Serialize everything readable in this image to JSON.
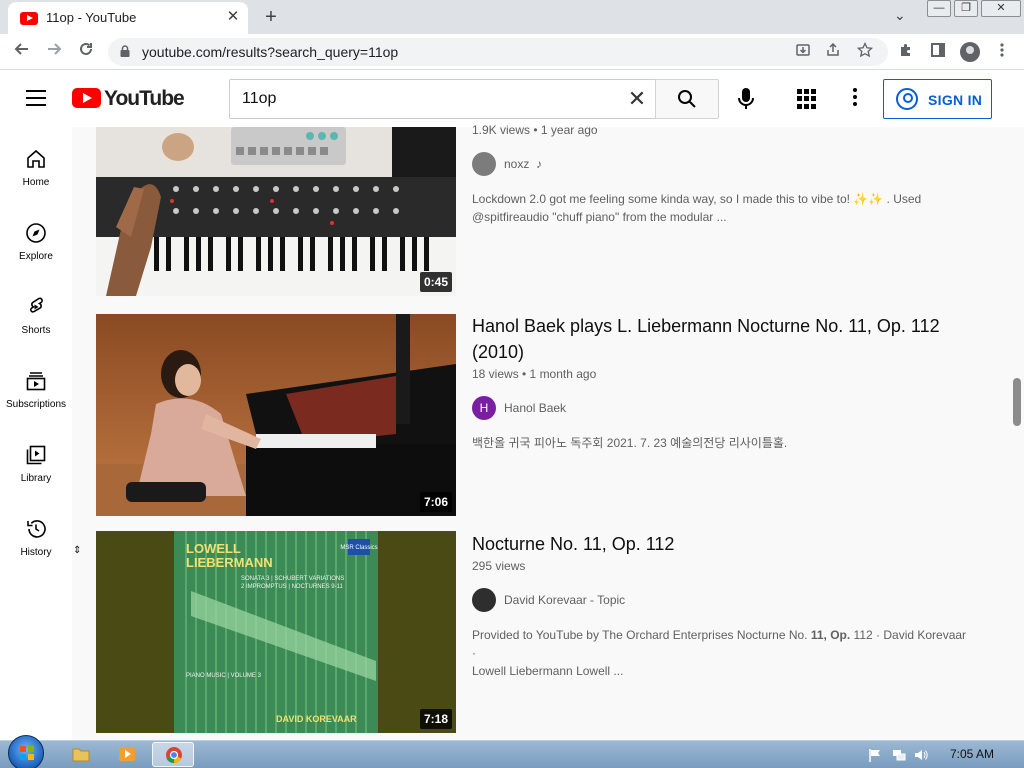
{
  "browser": {
    "tab_title": "11op - YouTube",
    "tab_close": "✕",
    "new_tab": "+",
    "tab_search": "⌄",
    "url": "youtube.com/results?search_query=11op",
    "window_minimize": "—",
    "window_restore": "❐",
    "window_close": "✕"
  },
  "youtube": {
    "logo_text": "YouTube",
    "search_query": "11op",
    "clear_symbol": "✕",
    "sign_in": "SIGN IN"
  },
  "sidebar": {
    "items": [
      {
        "label": "Home",
        "icon": "home-icon"
      },
      {
        "label": "Explore",
        "icon": "compass-icon"
      },
      {
        "label": "Shorts",
        "icon": "shorts-icon"
      },
      {
        "label": "Subscriptions",
        "icon": "subscriptions-icon"
      },
      {
        "label": "Library",
        "icon": "library-icon"
      },
      {
        "label": "History",
        "icon": "history-icon"
      }
    ]
  },
  "videos": [
    {
      "title": "",
      "meta": "1.9K views • 1 year ago",
      "duration": "0:45",
      "channel": "noxz",
      "channel_extra": "♪",
      "description_1": "Lockdown 2.0 got me feeling some kinda way, so I made this to vibe to! ✨✨ . Used",
      "description_2": "@spitfireaudio \"chuff piano\" from the modular ..."
    },
    {
      "title_line1": "Hanol Baek plays L. Liebermann Nocturne No. 11, Op. 112",
      "title_line2": "(2010)",
      "meta": "18 views • 1 month ago",
      "duration": "7:06",
      "channel": "Hanol Baek",
      "channel_initial": "H",
      "description_1": "백한올 귀국 피아노 독주회 2021. 7. 23 예술의전당 리사이틀홀."
    },
    {
      "title": "Nocturne No. 11, Op. 112",
      "meta": "295 views",
      "duration": "7:18",
      "channel": "David Korevaar - Topic",
      "desc_a": "Provided to YouTube by The Orchard Enterprises Nocturne No. ",
      "desc_b": "11, Op.",
      "desc_c": " 112 · David Korevaar ·",
      "description_2": "Lowell Liebermann Lowell ...",
      "album": {
        "artist_line1": "LOWELL",
        "artist_line2": "LIEBERMANN",
        "works_line1": "SONATA 3 | SCHUBERT VARIATIONS",
        "works_line2": "2 IMPROMPTUS | NOCTURNES 9-11",
        "series": "PIANO MUSIC | VOLUME 3",
        "performer": "DAVID KOREVAAR",
        "label": "MSR Classics"
      }
    }
  ],
  "taskbar": {
    "clock": "7:05 AM"
  }
}
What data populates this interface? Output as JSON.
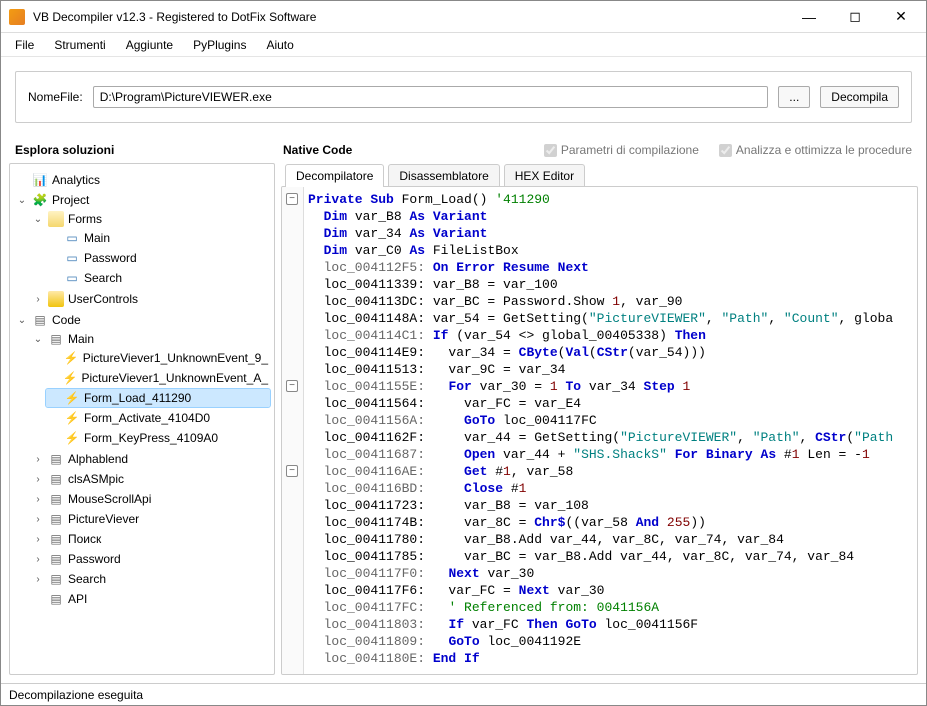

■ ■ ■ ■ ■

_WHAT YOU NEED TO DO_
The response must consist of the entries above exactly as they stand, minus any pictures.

_OUTPUT OF THE EXERCISE_
Serialize everything readable in this image to JSON.
{
  "browser": {
    "tab_title": "11op - YouTube",
    "tab_close": "✕",
    "new_tab": "+",
    "tab_search": "⌄",
    "url": "youtube.com/results?search_query=11op",
    "window_minimize": "—",
    "window_restore": "❐",
    "window_close": "✕"
  },
  "youtube": {
    "logo_text": "YouTube",
    "search_query": "11op",
    "clear_symbol": "✕",
    "sign_in": "SIGN IN"
  },
  "sidebar": {
    "items": [
      {
        "label": "Home",
        "icon": "home-icon"
      },
      {
        "label": "Explore",
        "icon": "compass-icon"
      },
      {
        "label": "Shorts",
        "icon": "shorts-icon"
      },
      {
        "label": "Subscriptions",
        "icon": "subscriptions-icon"
      },
      {
        "label": "Library",
        "icon": "library-icon"
      },
      {
        "label": "History",
        "icon": "history-icon"
      }
    ]
  },
  "videos": [
    {
      "title": "",
      "meta": "1.9K views • 1 year ago",
      "duration": "0:45",
      "channel": "noxz",
      "channel_extra": "♪",
      "description_1": "Lockdown 2.0 got me feeling some kinda way, so I made this to vibe to! ✨✨ . Used",
      "description_2": "@spitfireaudio \"chuff piano\" from the modular ..."
    },
    {
      "title_line1": "Hanol Baek plays L. Liebermann Nocturne No. 11, Op. 112",
      "title_line2": "(2010)",
      "meta": "18 views • 1 month ago",
      "duration": "7:06",
      "channel": "Hanol Baek",
      "channel_initial": "H",
      "description_1": "백한올 귀국 피아노 독주회 2021. 7. 23 예술의전당 리사이틀홀."
    },
    {
      "title": "Nocturne No. 11, Op. 112",
      "meta": "295 views",
      "duration": "7:18",
      "channel": "David Korevaar - Topic",
      "desc_a": "Provided to YouTube by The Orchard Enterprises Nocturne No. ",
      "desc_b": "11, Op.",
      "desc_c": " 112 · David Korevaar ·",
      "description_2": "Lowell Liebermann Lowell ...",
      "album": {
        "artist_line1": "LOWELL",
        "artist_line2": "LIEBERMANN",
        "works_line1": "SONATA 3 | SCHUBERT VARIATIONS",
        "works_line2": "2 IMPROMPTUS | NOCTURNES 9-11",
        "series": "PIANO MUSIC | VOLUME 3",
        "performer": "DAVID KOREVAAR",
        "label": "MSR Classics"
      }
    }
  ],
  "taskbar": {
    "clock": "7:05 AM"
  }
}
What data populates this interface? Output as JSON.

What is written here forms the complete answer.